• SUPPLIED RECORDS:

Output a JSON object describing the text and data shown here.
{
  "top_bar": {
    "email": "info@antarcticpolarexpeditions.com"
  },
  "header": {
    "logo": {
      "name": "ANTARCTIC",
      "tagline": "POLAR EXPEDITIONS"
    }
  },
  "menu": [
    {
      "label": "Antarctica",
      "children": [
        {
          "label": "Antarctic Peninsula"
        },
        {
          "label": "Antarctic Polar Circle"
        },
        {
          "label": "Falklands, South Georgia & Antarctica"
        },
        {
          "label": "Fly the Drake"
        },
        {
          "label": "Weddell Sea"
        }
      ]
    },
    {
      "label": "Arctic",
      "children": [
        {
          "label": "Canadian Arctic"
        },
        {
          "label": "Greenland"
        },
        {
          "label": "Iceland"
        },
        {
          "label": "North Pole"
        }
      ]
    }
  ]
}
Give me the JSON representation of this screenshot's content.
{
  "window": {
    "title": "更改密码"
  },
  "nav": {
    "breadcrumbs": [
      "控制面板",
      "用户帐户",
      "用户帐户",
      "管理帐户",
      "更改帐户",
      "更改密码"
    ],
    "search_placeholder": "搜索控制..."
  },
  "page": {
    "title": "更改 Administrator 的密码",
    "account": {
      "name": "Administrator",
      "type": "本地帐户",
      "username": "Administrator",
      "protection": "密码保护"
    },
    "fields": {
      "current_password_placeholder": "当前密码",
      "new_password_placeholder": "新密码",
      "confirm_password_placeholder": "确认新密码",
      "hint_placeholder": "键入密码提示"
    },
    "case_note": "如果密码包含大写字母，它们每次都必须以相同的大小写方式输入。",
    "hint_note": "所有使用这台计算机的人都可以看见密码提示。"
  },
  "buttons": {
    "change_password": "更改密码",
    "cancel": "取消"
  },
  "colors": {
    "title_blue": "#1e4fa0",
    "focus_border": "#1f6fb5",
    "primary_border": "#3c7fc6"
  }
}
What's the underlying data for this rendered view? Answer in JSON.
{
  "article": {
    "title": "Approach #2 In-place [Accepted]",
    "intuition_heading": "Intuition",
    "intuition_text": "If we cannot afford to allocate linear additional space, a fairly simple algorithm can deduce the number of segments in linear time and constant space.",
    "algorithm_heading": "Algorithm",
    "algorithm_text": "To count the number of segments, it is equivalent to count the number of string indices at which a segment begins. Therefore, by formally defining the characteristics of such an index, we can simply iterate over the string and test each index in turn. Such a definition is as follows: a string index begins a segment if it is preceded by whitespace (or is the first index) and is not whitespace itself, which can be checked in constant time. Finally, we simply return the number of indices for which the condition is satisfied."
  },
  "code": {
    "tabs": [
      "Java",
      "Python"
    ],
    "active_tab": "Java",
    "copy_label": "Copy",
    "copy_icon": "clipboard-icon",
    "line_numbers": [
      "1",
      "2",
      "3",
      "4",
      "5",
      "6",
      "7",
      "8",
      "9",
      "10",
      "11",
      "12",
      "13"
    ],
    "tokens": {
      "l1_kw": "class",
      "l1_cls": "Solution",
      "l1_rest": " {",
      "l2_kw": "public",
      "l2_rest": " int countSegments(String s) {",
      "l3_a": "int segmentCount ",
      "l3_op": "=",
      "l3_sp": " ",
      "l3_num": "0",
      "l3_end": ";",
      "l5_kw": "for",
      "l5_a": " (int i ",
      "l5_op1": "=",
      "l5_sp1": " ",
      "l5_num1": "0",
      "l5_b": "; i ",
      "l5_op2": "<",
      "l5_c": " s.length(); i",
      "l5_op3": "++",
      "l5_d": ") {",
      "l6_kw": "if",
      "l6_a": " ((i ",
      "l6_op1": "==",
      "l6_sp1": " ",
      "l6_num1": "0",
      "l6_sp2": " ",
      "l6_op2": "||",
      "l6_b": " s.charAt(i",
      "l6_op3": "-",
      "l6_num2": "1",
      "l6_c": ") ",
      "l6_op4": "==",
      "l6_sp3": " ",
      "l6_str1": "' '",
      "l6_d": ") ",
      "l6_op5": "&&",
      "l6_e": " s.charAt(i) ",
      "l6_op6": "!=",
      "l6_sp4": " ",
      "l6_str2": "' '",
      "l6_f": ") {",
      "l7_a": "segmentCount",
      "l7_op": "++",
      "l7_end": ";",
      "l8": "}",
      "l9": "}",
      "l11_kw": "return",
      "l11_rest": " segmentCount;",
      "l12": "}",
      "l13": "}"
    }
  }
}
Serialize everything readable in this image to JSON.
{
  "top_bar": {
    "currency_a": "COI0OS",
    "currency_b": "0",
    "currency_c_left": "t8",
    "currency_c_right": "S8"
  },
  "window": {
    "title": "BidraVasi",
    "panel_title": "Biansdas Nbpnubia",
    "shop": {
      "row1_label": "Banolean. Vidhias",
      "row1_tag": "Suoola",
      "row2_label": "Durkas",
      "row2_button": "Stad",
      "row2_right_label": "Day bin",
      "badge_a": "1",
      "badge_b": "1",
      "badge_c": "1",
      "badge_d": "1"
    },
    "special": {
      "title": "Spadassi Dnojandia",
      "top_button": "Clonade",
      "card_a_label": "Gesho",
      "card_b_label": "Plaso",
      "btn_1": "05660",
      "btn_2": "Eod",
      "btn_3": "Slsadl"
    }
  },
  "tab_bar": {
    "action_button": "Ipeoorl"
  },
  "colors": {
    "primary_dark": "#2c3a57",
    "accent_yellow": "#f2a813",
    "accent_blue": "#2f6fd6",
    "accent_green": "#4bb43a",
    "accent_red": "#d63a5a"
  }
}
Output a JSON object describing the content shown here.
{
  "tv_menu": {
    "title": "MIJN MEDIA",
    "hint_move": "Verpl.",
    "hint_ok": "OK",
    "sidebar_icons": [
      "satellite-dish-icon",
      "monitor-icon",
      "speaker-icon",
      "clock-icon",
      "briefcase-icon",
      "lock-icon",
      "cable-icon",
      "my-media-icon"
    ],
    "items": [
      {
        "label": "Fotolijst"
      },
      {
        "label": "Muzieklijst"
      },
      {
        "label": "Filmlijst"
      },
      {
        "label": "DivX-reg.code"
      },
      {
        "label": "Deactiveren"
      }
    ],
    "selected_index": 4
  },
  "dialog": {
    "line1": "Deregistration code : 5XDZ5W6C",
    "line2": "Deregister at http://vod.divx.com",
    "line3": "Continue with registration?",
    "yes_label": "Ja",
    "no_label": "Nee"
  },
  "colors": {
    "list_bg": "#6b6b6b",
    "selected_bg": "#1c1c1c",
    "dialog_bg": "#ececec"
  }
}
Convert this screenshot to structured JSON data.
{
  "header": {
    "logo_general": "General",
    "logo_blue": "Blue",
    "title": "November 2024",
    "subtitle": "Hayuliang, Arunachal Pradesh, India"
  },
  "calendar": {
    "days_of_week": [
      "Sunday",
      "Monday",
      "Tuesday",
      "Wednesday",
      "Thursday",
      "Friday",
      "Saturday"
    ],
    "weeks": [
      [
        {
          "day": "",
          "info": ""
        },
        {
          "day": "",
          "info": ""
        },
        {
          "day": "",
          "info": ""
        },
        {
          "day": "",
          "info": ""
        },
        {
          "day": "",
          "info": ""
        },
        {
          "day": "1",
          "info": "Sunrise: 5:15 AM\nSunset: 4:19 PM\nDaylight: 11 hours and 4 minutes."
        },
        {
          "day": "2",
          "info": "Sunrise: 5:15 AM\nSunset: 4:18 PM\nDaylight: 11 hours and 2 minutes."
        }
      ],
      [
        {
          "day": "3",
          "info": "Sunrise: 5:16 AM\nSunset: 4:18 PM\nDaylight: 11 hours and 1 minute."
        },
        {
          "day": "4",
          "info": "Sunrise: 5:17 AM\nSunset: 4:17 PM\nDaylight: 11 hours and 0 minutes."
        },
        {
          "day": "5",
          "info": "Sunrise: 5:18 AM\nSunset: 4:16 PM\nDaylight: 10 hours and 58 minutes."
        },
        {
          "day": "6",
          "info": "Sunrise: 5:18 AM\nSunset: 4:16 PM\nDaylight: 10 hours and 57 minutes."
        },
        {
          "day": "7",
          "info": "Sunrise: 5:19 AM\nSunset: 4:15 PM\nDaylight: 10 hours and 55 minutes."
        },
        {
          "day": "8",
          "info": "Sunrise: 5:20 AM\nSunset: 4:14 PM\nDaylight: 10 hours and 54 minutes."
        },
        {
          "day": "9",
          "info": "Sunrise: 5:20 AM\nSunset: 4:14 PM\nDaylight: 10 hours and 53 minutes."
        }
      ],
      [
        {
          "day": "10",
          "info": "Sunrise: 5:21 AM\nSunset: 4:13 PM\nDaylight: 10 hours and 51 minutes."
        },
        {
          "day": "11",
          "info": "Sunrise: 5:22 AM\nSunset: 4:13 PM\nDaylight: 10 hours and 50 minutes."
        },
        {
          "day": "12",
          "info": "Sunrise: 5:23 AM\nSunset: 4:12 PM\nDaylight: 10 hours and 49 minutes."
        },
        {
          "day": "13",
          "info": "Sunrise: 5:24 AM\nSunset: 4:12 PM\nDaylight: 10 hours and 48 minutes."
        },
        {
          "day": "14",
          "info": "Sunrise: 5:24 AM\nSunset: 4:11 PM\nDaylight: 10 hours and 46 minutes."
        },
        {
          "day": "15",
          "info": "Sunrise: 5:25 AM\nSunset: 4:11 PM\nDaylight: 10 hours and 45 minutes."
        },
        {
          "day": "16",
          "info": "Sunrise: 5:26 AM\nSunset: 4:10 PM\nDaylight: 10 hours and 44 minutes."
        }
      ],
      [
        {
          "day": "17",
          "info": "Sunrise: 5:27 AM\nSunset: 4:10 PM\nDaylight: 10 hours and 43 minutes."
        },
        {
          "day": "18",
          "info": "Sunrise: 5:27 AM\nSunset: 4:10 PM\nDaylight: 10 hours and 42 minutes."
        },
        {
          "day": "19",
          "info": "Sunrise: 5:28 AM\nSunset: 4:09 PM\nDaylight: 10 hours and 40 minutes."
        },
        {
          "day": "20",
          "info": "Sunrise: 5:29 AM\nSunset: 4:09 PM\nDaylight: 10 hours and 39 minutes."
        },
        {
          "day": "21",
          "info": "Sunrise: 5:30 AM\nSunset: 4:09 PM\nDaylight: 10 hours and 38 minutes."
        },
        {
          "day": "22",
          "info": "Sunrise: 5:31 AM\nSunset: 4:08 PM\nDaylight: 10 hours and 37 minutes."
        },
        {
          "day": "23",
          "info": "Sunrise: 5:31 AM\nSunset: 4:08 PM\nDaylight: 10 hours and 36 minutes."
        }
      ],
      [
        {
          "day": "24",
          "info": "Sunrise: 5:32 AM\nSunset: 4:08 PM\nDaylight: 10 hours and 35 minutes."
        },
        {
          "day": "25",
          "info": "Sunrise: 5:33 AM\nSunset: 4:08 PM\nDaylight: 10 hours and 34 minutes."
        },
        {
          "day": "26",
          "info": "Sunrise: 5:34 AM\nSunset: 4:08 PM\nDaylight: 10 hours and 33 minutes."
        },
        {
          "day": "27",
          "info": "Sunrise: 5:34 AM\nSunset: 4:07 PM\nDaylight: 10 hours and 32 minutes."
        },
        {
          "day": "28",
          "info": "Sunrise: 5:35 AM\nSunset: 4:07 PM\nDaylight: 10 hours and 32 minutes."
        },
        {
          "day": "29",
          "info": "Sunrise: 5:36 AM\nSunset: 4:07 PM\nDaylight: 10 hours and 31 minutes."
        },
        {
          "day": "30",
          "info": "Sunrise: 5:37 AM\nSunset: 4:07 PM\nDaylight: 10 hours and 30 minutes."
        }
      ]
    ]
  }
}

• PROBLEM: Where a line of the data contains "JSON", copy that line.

• SOLUTION BELOW:
Output a JSON object describing the text and data shown here.
Give me the JSON representation of this screenshot's content.
What's the underlying data for this rendered view? Answer in JSON.
Serialize everything readable in this image to JSON.
Output a JSON object describing the content shown here.
Convert this screenshot to structured JSON data.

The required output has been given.